Task details —
Among the records below, which lines contain the string "devices"? Report them.

(Data items)
******************************
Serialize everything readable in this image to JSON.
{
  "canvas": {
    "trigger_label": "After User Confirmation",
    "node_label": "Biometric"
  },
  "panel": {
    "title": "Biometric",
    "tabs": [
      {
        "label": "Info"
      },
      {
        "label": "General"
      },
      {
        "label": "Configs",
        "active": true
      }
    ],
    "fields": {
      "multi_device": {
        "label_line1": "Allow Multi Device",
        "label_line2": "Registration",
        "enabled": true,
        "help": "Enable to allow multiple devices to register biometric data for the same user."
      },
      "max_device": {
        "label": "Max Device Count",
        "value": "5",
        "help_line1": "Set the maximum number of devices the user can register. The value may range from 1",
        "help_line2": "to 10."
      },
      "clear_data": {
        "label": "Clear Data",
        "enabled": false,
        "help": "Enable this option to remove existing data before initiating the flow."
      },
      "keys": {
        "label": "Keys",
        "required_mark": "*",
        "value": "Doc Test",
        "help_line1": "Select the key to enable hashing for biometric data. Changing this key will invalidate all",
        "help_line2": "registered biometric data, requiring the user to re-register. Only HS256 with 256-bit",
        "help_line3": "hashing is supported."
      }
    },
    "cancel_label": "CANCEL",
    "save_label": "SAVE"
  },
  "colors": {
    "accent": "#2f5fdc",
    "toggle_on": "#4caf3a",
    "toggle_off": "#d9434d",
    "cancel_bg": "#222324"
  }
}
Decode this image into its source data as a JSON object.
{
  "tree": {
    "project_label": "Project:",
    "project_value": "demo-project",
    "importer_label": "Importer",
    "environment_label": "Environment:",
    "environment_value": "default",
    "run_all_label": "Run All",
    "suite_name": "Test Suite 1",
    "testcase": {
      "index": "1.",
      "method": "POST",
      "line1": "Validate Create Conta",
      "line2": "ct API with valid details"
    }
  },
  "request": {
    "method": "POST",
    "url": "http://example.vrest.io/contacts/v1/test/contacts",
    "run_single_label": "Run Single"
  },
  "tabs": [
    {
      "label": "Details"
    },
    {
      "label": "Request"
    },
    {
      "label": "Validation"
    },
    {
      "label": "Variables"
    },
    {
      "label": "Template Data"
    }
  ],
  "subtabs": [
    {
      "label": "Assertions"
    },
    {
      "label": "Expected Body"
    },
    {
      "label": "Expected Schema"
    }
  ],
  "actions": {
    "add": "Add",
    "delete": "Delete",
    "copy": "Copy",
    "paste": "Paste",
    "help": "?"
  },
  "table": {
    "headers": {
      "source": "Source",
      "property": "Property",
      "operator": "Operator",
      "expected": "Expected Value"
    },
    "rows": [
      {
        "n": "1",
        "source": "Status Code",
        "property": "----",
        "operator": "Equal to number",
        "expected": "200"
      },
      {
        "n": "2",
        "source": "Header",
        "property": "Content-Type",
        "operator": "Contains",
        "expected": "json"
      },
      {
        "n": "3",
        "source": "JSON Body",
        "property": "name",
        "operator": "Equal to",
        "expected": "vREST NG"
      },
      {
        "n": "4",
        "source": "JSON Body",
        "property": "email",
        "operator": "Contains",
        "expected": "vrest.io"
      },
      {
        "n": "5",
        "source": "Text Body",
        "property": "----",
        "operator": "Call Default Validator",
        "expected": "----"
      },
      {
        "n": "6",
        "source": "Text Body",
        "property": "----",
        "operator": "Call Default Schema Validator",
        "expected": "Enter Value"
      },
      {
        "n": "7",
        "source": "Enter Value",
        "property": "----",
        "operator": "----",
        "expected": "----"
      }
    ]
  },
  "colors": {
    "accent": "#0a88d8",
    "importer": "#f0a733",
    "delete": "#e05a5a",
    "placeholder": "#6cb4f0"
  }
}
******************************
Result of this exercise —
        "help": "Enable to allow multiple devices to register biometric data for the same user."
        "help_line1": "Set the maximum number of devices the user can register. The value may range from 1",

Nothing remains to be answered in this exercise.